I won a two-night stay at the Miracle Springs Resort & Spa in Desert Hot Springs, California, at a silent charity auction and exercised my option this week, as it was good only for the low season (aka the hot summer months). The thermometer had reached 109 degrees of burning dry heat when I arrived midday.
At a closer look, I would not normally call Miracle Springs a "resort." But clearly that's a relative term (after all, there are RV "resorts"). I would qualify it as a budget family motel (110 rooms) with 7 natural hot mineral water pools -- and a high-quality spa.
If you know the Palm Springs area, then you also know that Desert Hot Springs is considered to be the low-brow sister to Palm Springs, Rancho Mirage, La Quinta, and the rest of the tony area, and happily so, as far as the locals are concerned. Situated to the north above Interstate 10, Desert Hot Springs is a thriving small town, more attached to the desert landscape than the other mirage-cities in the area.
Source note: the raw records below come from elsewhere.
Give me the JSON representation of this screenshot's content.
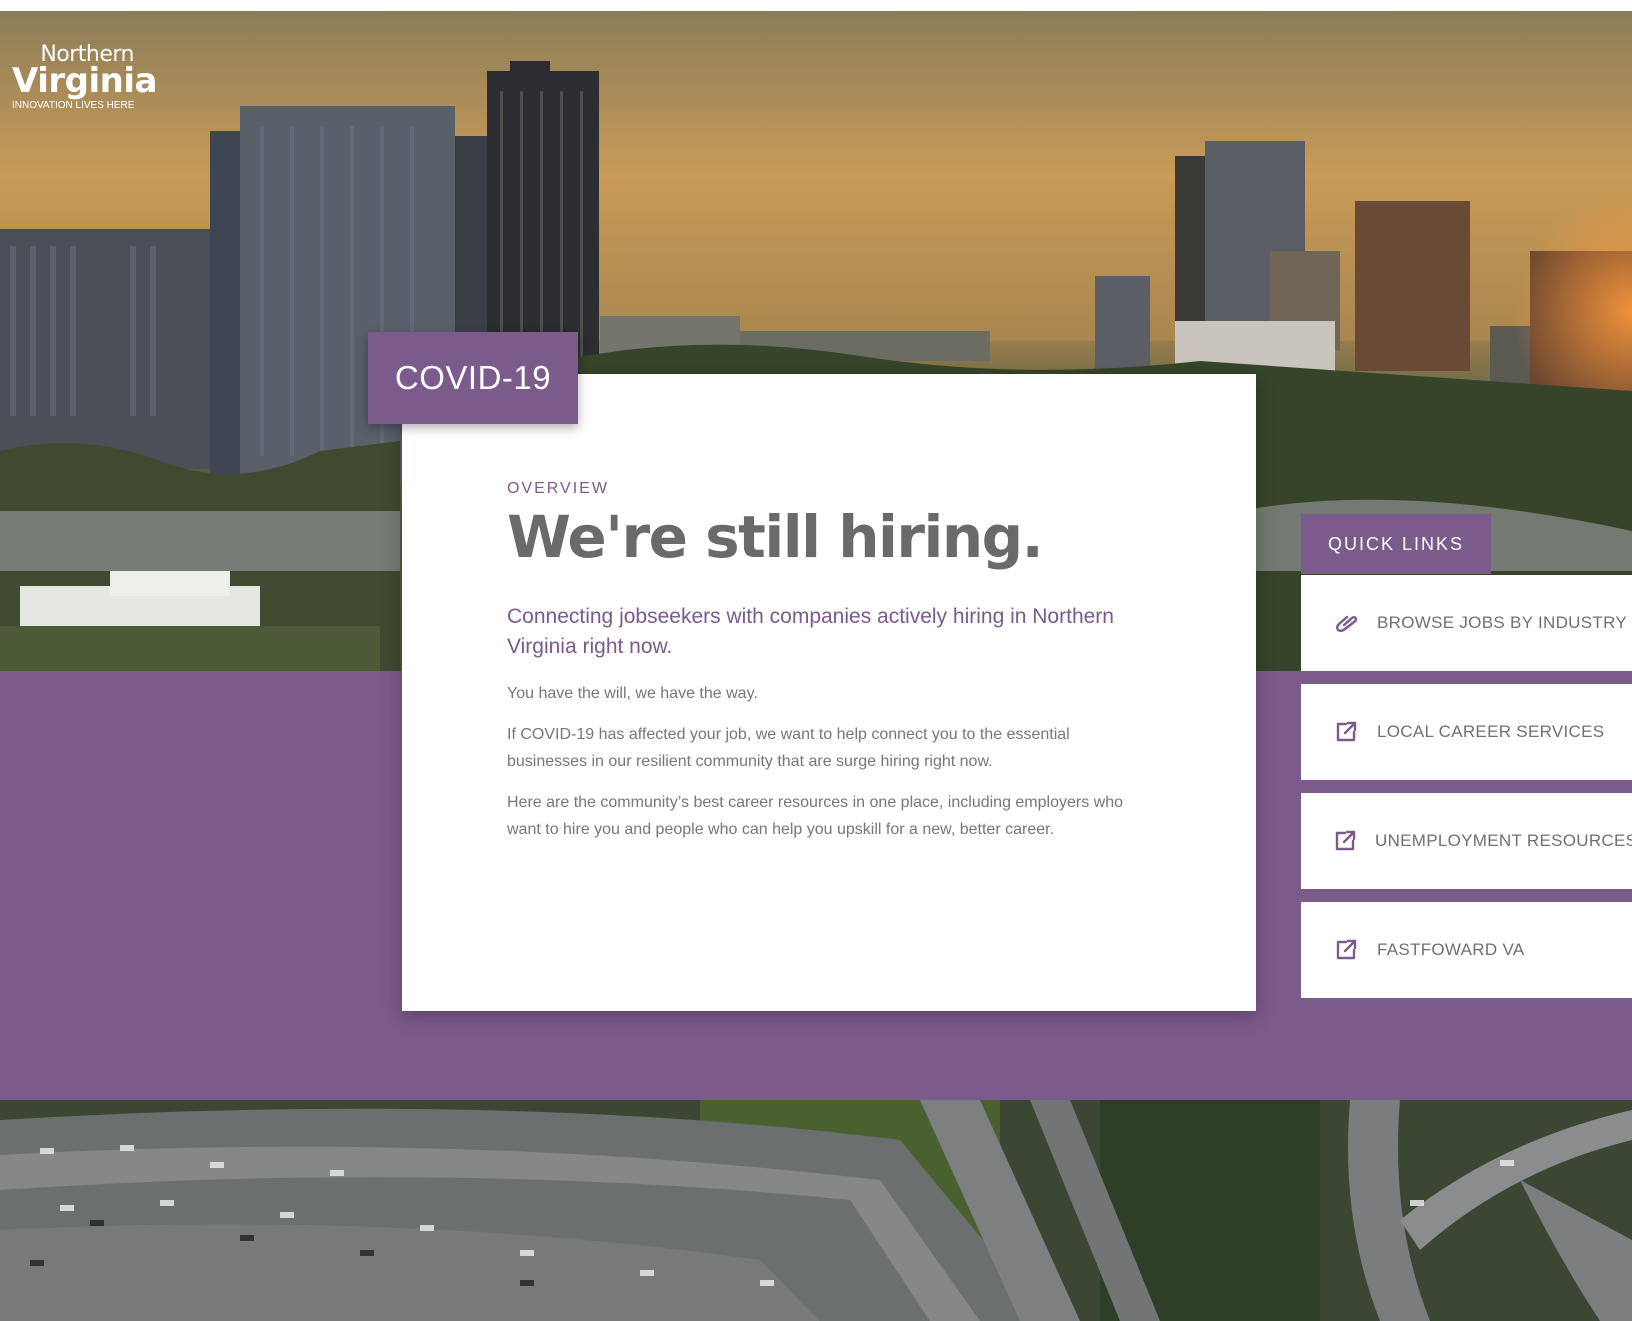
{
  "logo": {
    "line1": "Northern",
    "line2": "Virginia",
    "tagline": "INNOVATION LIVES HERE"
  },
  "card": {
    "tab_label": "COVID-19",
    "eyebrow": "OVERVIEW",
    "headline": "We're still hiring.",
    "subhead": "Connecting jobseekers with companies actively hiring in Northern Virginia right now.",
    "paragraphs": [
      "You have the will, we have the way.",
      "If COVID-19 has affected your job, we want to help connect you to the essential businesses in our resilient community that are surge hiring right now.",
      "Here are the community’s best career resources in one place, including employers who want to hire you and people who can help you upskill for a new, better career."
    ]
  },
  "quick_links": {
    "title": "QUICK LINKS",
    "items": [
      {
        "label": "BROWSE JOBS BY INDUSTRY",
        "icon": "link-icon"
      },
      {
        "label": "LOCAL CAREER SERVICES",
        "icon": "external-link-icon"
      },
      {
        "label": "UNEMPLOYMENT RESOURCES",
        "icon": "external-link-icon"
      },
      {
        "label": "FASTFOWARD VA",
        "icon": "external-link-icon"
      }
    ]
  },
  "colors": {
    "brand_purple": "#7b5a8c",
    "headline_gray": "#6a6a6a",
    "body_gray": "#777777"
  }
}
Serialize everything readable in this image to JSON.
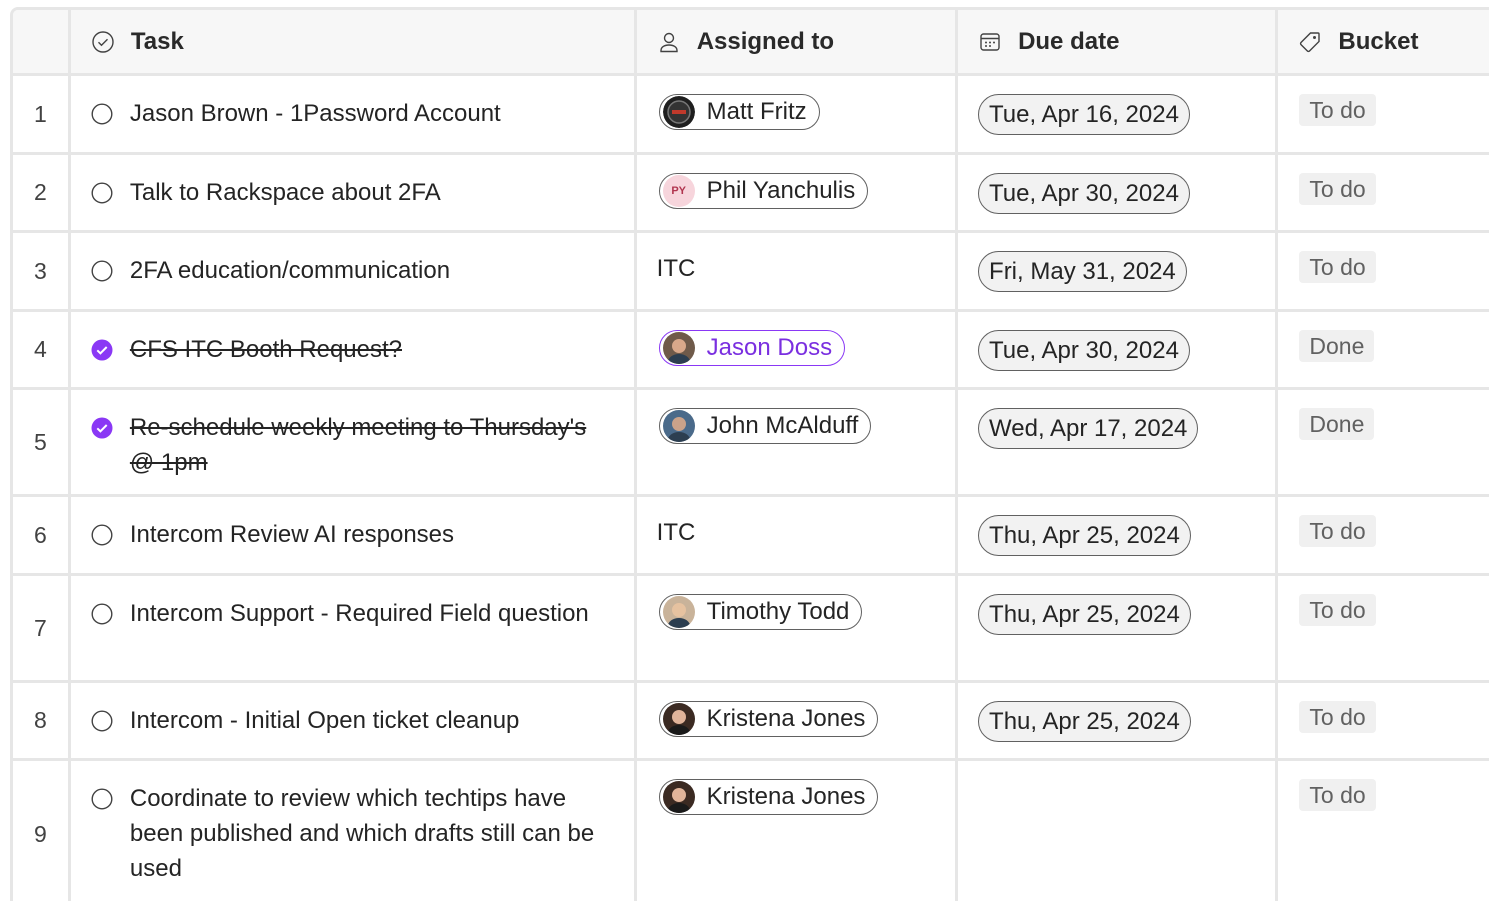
{
  "columns": {
    "task": "Task",
    "assigned": "Assigned to",
    "due": "Due date",
    "bucket": "Bucket"
  },
  "rows": [
    {
      "num": "1",
      "task": "Jason Brown - 1Password Account",
      "done": false,
      "assignee": "Matt Fritz",
      "due": "Tue, Apr 16, 2024",
      "bucket": "To do"
    },
    {
      "num": "2",
      "task": "Talk to Rackspace about 2FA",
      "done": false,
      "assignee": "Phil Yanchulis",
      "initials": "PY",
      "due": "Tue, Apr 30, 2024",
      "bucket": "To do"
    },
    {
      "num": "3",
      "task": "2FA education/communication",
      "done": false,
      "assignee_text": "ITC",
      "due": "Fri, May 31, 2024",
      "bucket": "To do"
    },
    {
      "num": "4",
      "task": "CFS ITC Booth Request?",
      "done": true,
      "assignee": "Jason Doss",
      "due": "Tue, Apr 30, 2024",
      "bucket": "Done"
    },
    {
      "num": "5",
      "task": "Re-schedule weekly meeting to Thursday's @ 1pm",
      "done": true,
      "assignee": "John McAlduff",
      "due": "Wed, Apr 17, 2024",
      "bucket": "Done"
    },
    {
      "num": "6",
      "task": "Intercom Review AI responses",
      "done": false,
      "assignee_text": "ITC",
      "due": "Thu, Apr 25, 2024",
      "bucket": "To do"
    },
    {
      "num": "7",
      "task": "Intercom Support - Required Field question",
      "done": false,
      "assignee": "Timothy Todd",
      "due": "Thu, Apr 25, 2024",
      "bucket": "To do"
    },
    {
      "num": "8",
      "task": "Intercom - Initial Open ticket cleanup",
      "done": false,
      "assignee": "Kristena Jones",
      "due": "Thu, Apr 25, 2024",
      "bucket": "To do"
    },
    {
      "num": "9",
      "task": "Coordinate to review which techtips have been published and which drafts still can be used",
      "done": false,
      "assignee": "Kristena Jones",
      "due": "",
      "bucket": "To do"
    }
  ],
  "colors": {
    "accent": "#8a38f5",
    "grid_line": "#e6e6e6",
    "header_bg": "#f7f7f7",
    "bucket_bg": "#f0f0f0"
  }
}
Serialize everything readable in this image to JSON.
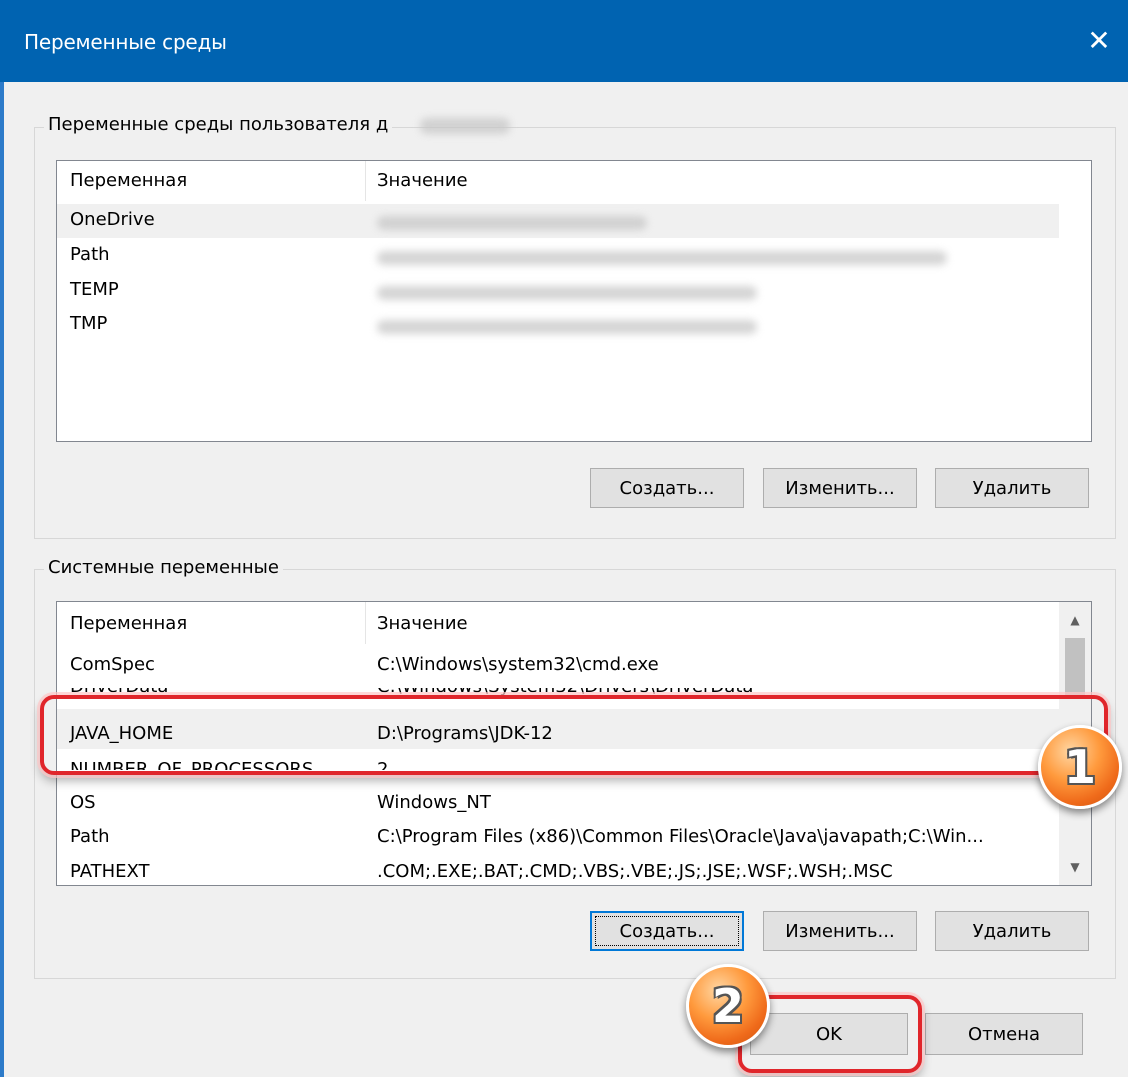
{
  "window": {
    "title": "Переменные среды",
    "close_glyph": "✕"
  },
  "user_vars": {
    "group_label": "Переменные среды пользователя д",
    "col_name": "Переменная",
    "col_value": "Значение",
    "rows": [
      {
        "name": "OneDrive"
      },
      {
        "name": "Path"
      },
      {
        "name": "TEMP"
      },
      {
        "name": "TMP"
      }
    ],
    "buttons": {
      "new": "Создать...",
      "edit": "Изменить...",
      "delete": "Удалить"
    }
  },
  "system_vars": {
    "group_label": "Системные переменные",
    "col_name": "Переменная",
    "col_value": "Значение",
    "rows": [
      {
        "name": "ComSpec",
        "value": "C:\\Windows\\system32\\cmd.exe"
      },
      {
        "name": "DriverData",
        "value": "C:\\Windows\\System32\\Drivers\\DriverData"
      },
      {
        "name": "JAVA_HOME",
        "value": "D:\\Programs\\JDK-12"
      },
      {
        "name": "NUMBER_OF_PROCESSORS",
        "value": "2"
      },
      {
        "name": "OS",
        "value": "Windows_NT"
      },
      {
        "name": "Path",
        "value": "C:\\Program Files (x86)\\Common Files\\Oracle\\Java\\javapath;C:\\Win..."
      },
      {
        "name": "PATHEXT",
        "value": ".COM;.EXE;.BAT;.CMD;.VBS;.VBE;.JS;.JSE;.WSF;.WSH;.MSC"
      }
    ],
    "buttons": {
      "new": "Создать...",
      "edit": "Изменить...",
      "delete": "Удалить"
    }
  },
  "dialog_buttons": {
    "ok": "OK",
    "cancel": "Отмена"
  },
  "annotations": {
    "badge1": "1",
    "badge2": "2",
    "highlight_color": "#e0262b",
    "badge_color": "#ef6a1a"
  },
  "colors": {
    "titlebar": "#0063b1",
    "window_bg": "#f0f0f0"
  }
}
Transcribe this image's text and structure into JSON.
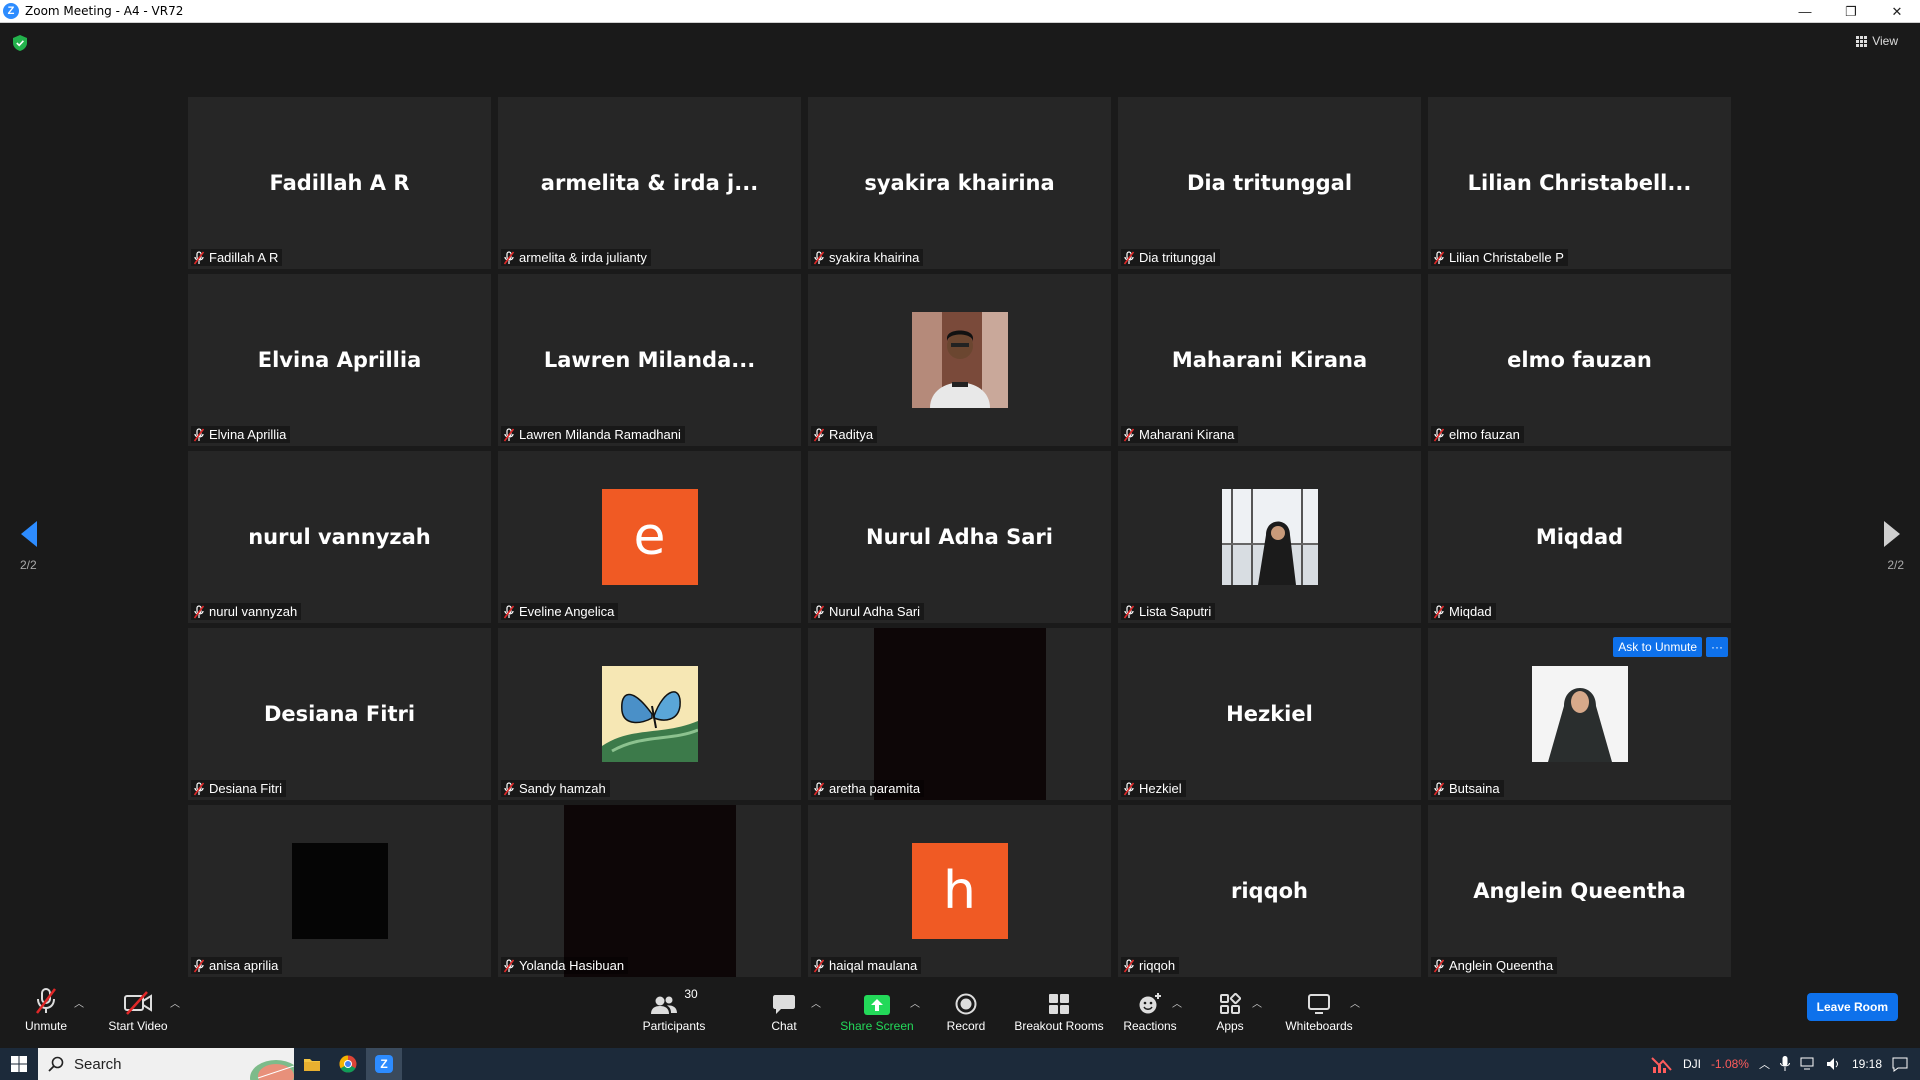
{
  "window": {
    "title": "Zoom Meeting - A4 - VR72",
    "minimize": "—",
    "restore": "❐",
    "close": "✕"
  },
  "header": {
    "view_label": "View"
  },
  "pagination": {
    "left": "2/2",
    "right": "2/2"
  },
  "tiles": [
    {
      "display": "Fadillah A R",
      "label": "Fadillah A R",
      "kind": "name"
    },
    {
      "display": "armelita & irda j...",
      "label": "armelita & irda julianty",
      "kind": "name"
    },
    {
      "display": "syakira khairina",
      "label": "syakira khairina",
      "kind": "name"
    },
    {
      "display": "Dia tritunggal",
      "label": "Dia tritunggal",
      "kind": "name"
    },
    {
      "display": "Lilian  Christabell...",
      "label": "Lilian Christabelle P",
      "kind": "name"
    },
    {
      "display": "Elvina Aprillia",
      "label": "Elvina Aprillia",
      "kind": "name"
    },
    {
      "display": "Lawren  Milanda...",
      "label": "Lawren Milanda Ramadhani",
      "kind": "name"
    },
    {
      "display": "",
      "label": "Raditya",
      "kind": "photo-boy"
    },
    {
      "display": "Maharani Kirana",
      "label": "Maharani Kirana",
      "kind": "name"
    },
    {
      "display": "elmo fauzan",
      "label": "elmo fauzan",
      "kind": "name"
    },
    {
      "display": "nurul vannyzah",
      "label": "nurul vannyzah",
      "kind": "name"
    },
    {
      "display": "e",
      "label": "Eveline Angelica",
      "kind": "letter"
    },
    {
      "display": "Nurul Adha Sari",
      "label": "Nurul Adha Sari",
      "kind": "name"
    },
    {
      "display": "",
      "label": "Lista Saputri",
      "kind": "photo-hijab-window"
    },
    {
      "display": "Miqdad",
      "label": "Miqdad",
      "kind": "name"
    },
    {
      "display": "Desiana Fitri",
      "label": "Desiana Fitri",
      "kind": "name"
    },
    {
      "display": "",
      "label": "Sandy hamzah",
      "kind": "butterfly"
    },
    {
      "display": "",
      "label": "aretha paramita",
      "kind": "black-video"
    },
    {
      "display": "Hezkiel",
      "label": "Hezkiel",
      "kind": "name"
    },
    {
      "display": "",
      "label": "Butsaina",
      "kind": "photo-hijab"
    },
    {
      "display": "",
      "label": "anisa aprilia",
      "kind": "black-square"
    },
    {
      "display": "",
      "label": "Yolanda Hasibuan",
      "kind": "black-video"
    },
    {
      "display": "h",
      "label": "haiqal maulana",
      "kind": "letter"
    },
    {
      "display": "riqqoh",
      "label": "riqqoh",
      "kind": "name"
    },
    {
      "display": "Anglein Queentha",
      "label": "Anglein Queentha",
      "kind": "name"
    }
  ],
  "hover_actions": {
    "ask_unmute": "Ask to Unmute",
    "more": "···"
  },
  "toolbar": {
    "unmute": "Unmute",
    "start_video": "Start Video",
    "participants": "Participants",
    "participants_count": "30",
    "chat": "Chat",
    "share_screen": "Share Screen",
    "record": "Record",
    "breakout_rooms": "Breakout Rooms",
    "reactions": "Reactions",
    "apps": "Apps",
    "whiteboards": "Whiteboards",
    "leave_room": "Leave Room"
  },
  "taskbar": {
    "search_label": "Search",
    "stock_name": "DJI",
    "stock_change": "-1.08%",
    "clock": "19:18"
  },
  "colors": {
    "accent": "#0e71eb",
    "share_green": "#23d959",
    "avatar_orange": "#f05a24",
    "muted_red": "#e02828"
  }
}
Residential neighborhoods are proliferating, most of the roads are paved, and the soil is dry brown earth, not the fake lush green sod that create an oasis effect in Palm Springs and environs.
What's important to know as a traveler is this -- what's your preference? I call it a lesson in serendipity.
Serendipity...Be open to the unanticipated. Unless you've been there before, your experience will not be what you expected. And, if you've been there before, the experience will not be the same the next time... Miracle Springs turned out not to be what I expected based on the travel brochure hype, but it had its redeeming qualities -- nice price, clean and spacious rooms, a friendly and attentive staff, well-tended grounds, the quality spa with pages of excellent treatments, and a location as a convenient jumping-off point to the entire area. There was even free Wi-Fi (wireless Internet), although I had to leave my room and go out in the open to access the satellite.
As a writer, I was impressed in my research to learn that the top assistant to the owner of Miracle Springs is a television writer who escaped from Hollywood, has another life as an online satirist with his co-editors in LA, and even took his turn as local Chamber of Commerce president in Desert Hot Springs. A certain cowboy appeal, which fits out here in the few anti-hip desert communities. The town and its attitude remind me of Key West in the late '70s-early '80s before the bulldozers wrecked the motor court motels, where at night we'd sit in the parking lot on our lawn chairs and drink beer, etc., enjoying clean air, tree frogs and singing crickets, and carefree music and happy voices that lifted off porches all around. Back in Desert Hot Springs, down the Palm Drive at South of the Border (11719 Palm Drive, 760.251.4000), I enjoyed one of the best Mexican meals I've had outside Mexico or certainly San Diego. Colorful rope lights were strung at the entrance to the dining room, where Diego Rivera prints hung slightly askew on the walls, locals in T's and tanks sat in Mexican colonial hand-painted benches, and I stuffed myself with perfectly non-greasy carnitas served with fresh guacamole, pico de gallo, and pinto beans. In and out for $17, including one beer and tip.
On my first night, the crescent moon rose in the midnight blue summer sky over the silhouetted mountain rims, which were thankfully holding smoggy LA off in the distance. The temperature had dropped into the 90s, with low humidity making it far superior to 80 degrees of oppressive 95 percent humidity in Chicago, DC, or Miami. Serendipity in the desert -- who would have thunk? Bienvenidos, Desert Hot Springs!
Stay tuned for Part Two of Desert Days...